As much as we want to know who will end up taking the Iron Throne on Game of Thrones, the recent sexual tension between Daenerys Targaryen (Emilia Clarke) and Jon Snow (Kit Harington) has shifted our priorities a little. Will these two live happily ever after and rule Westeros in peace? Can these two crazy kids somehow bring their dragons and direwolves together to make it work?
LOL, this is Game of Thrones. No one is allowed to be happy.
Then again, if anyone seems meant to be, it's them.

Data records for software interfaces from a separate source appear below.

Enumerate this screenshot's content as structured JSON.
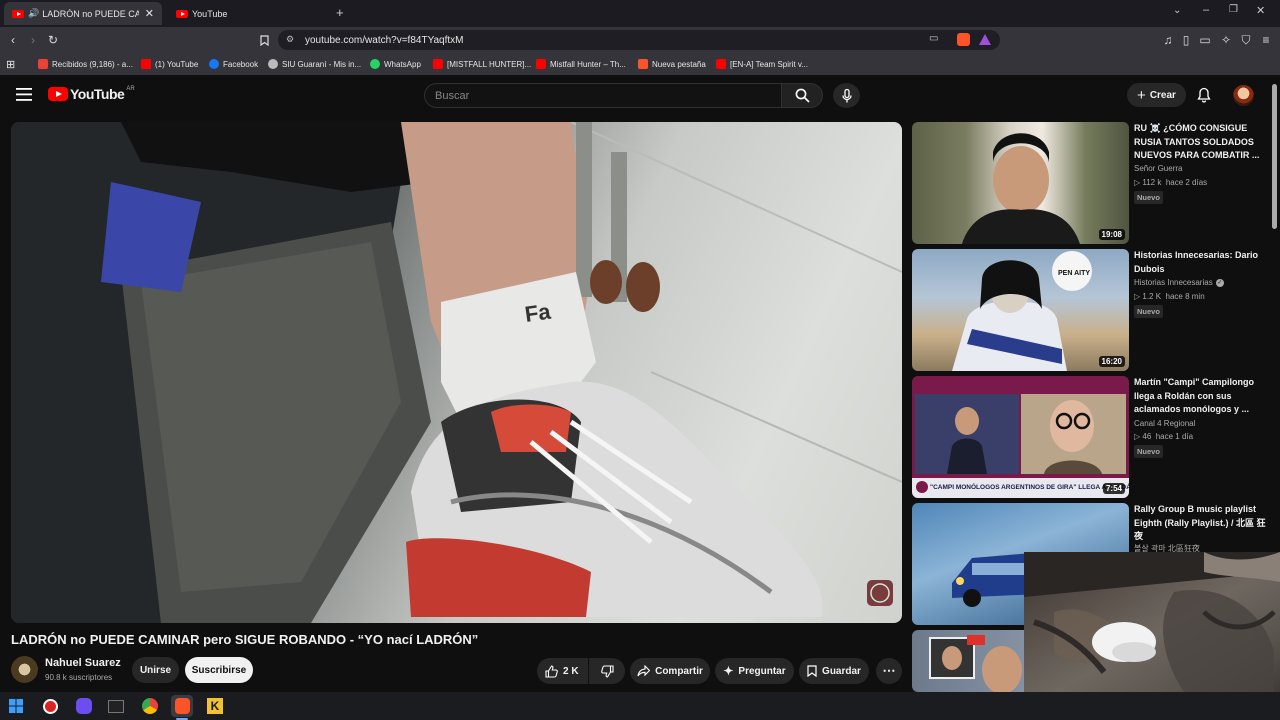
{
  "browser": {
    "tabs": [
      {
        "label": "LADRÓN no PUEDE CAMINAR pero SIGUE ROBANDO - “YO nací LADRÓN”",
        "short": "LADRÓN no PUEDE CAMINA",
        "active": true
      },
      {
        "label": "YouTube",
        "active": false
      }
    ],
    "new_tab": "+",
    "url": "youtube.com/watch?v=f84TYaqftxM",
    "bookmarks": [
      "Recibidos (9,186) - a...",
      "(1) YouTube",
      "Facebook",
      "SIU Guaraní - Mis in...",
      "WhatsApp",
      "[MISTFALL HUNTER]...",
      "Mistfall Hunter – Th...",
      "Nueva pestaña",
      "[EN-A] Team Spirit v..."
    ]
  },
  "header": {
    "logo": "YouTube",
    "region": "AR",
    "search_placeholder": "Buscar",
    "create_label": "Crear"
  },
  "video": {
    "title": "LADRÓN no PUEDE CAMINAR pero SIGUE ROBANDO - “YO nací LADRÓN”",
    "channel": "Nahuel Suarez",
    "subscribers": "90.8 k suscriptores",
    "join_label": "Unirse",
    "subscribe_label": "Suscribirse",
    "likes": "2 K",
    "share_label": "Compartir",
    "ask_label": "Preguntar",
    "save_label": "Guardar"
  },
  "sidebar": [
    {
      "title": "RU ☠️ ¿CÓMO CONSIGUE RUSIA TANTOS SOLDADOS NUEVOS PARA COMBATIR ...",
      "channel": "Señor Guerra",
      "views": "112 k",
      "age": "hace 2 días",
      "badge": "Nuevo",
      "duration": "19:08",
      "verified": false
    },
    {
      "title": "Historias Innecesarias: Dario Dubois",
      "channel": "Historias Innecesarias",
      "views": "1.2 K",
      "age": "hace 8 min",
      "badge": "Nuevo",
      "duration": "16:20",
      "verified": true
    },
    {
      "title": "Martín \"Campi\" Campilongo llega a Roldán con sus aclamados monólogos y ...",
      "channel": "Canal 4 Regional",
      "views": "46",
      "age": "hace 1 día",
      "badge": "Nuevo",
      "duration": "7:54",
      "verified": false,
      "caption": "\"CAMPI MONÓLOGOS ARGENTINOS DE GIRA\" LLEGA A ROLDÁN"
    },
    {
      "title": "Rally Group B music playlist Eighth (Rally Playlist.) / 北區 狂夜",
      "sub": "볼살 곽마 北區狂夜",
      "duration": ""
    }
  ],
  "thumb2_text": "PEN AITY",
  "colors": {
    "bg": "#0f0f0f",
    "accent": "#ff0000",
    "chip": "#272727"
  }
}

The case for Jon and Dany continues to grow stronger thanks to subtle hints that the show's writers have been sprinkling into episodes for a while now, which we got another taste of in season seven's fourth episode, "The Spoils of War."
Dany — feeling the pressure of losing the support of Dorne, the Tyrells, and the Greyjoys all in one swoop — finds herself at a crossroads: trust Jon Snow or not trust Jon Snow. Though his refusal to bend the knee certainly has her shaken, a moment between the two leaders in a cave on Dragonstone seems to bring them closer. Jon shows her the ancient cave drawings made by Children of the Forest and the First Men, who worked together centuries earlier to fight the White Walkers, and points out that the two of them need to do the same if they want to stand a chance against the Night's King's impending army. Dany agrees to fight for Jon and his people, but only if he bends the knee. "Isn't their survival more important than your pride?" she asks.
It turns out this scene isn't the first time that line has been spoken on Game of Thrones. In the season five premiere, Jon says the exact same thing to Mance Rayder while the two discuss Stannis Baratheon's order for Mance to bend the knee or burn. Fortunately Jon doesn't respond to Dany's line the way Mance did ("Fook my pride").
Interestingly enough, the Targaryen queen has echoed Jon Snow a couple other times. Later in that same episode, Dany argues with Tyrion about why she shouldn't hop on Drogon and light up King's Landing, declaring, "What kind of a queen am I if I'm not willing to risk my life to fight them?" Jon says an almost identical thing to Ramsay Bolton in season six just before the Battle of the Bastards ("Will your men want to fight for you when they hear you wouldn't fight for them?"). Similarly, when Dany first meets Jon in her throne room at Dragonstone in season seven's third episode, she asks him "not to judge a daughter by the sins of her father." It's a direct callback to Jon's line in the season seven premiere when he tells Sansa that despite the former treachery of the Umbers and Karstarks, he "will not punish a man for his father's sins."
The fact that these two characters continue to parrot each other seems like too big of a coincidence to mean nothing, especially on Game of Thrones. Romance or no romance, Daenerys and Jon Snow's paths have always been destined to cross, and clearly the connection between them is stronger than ever.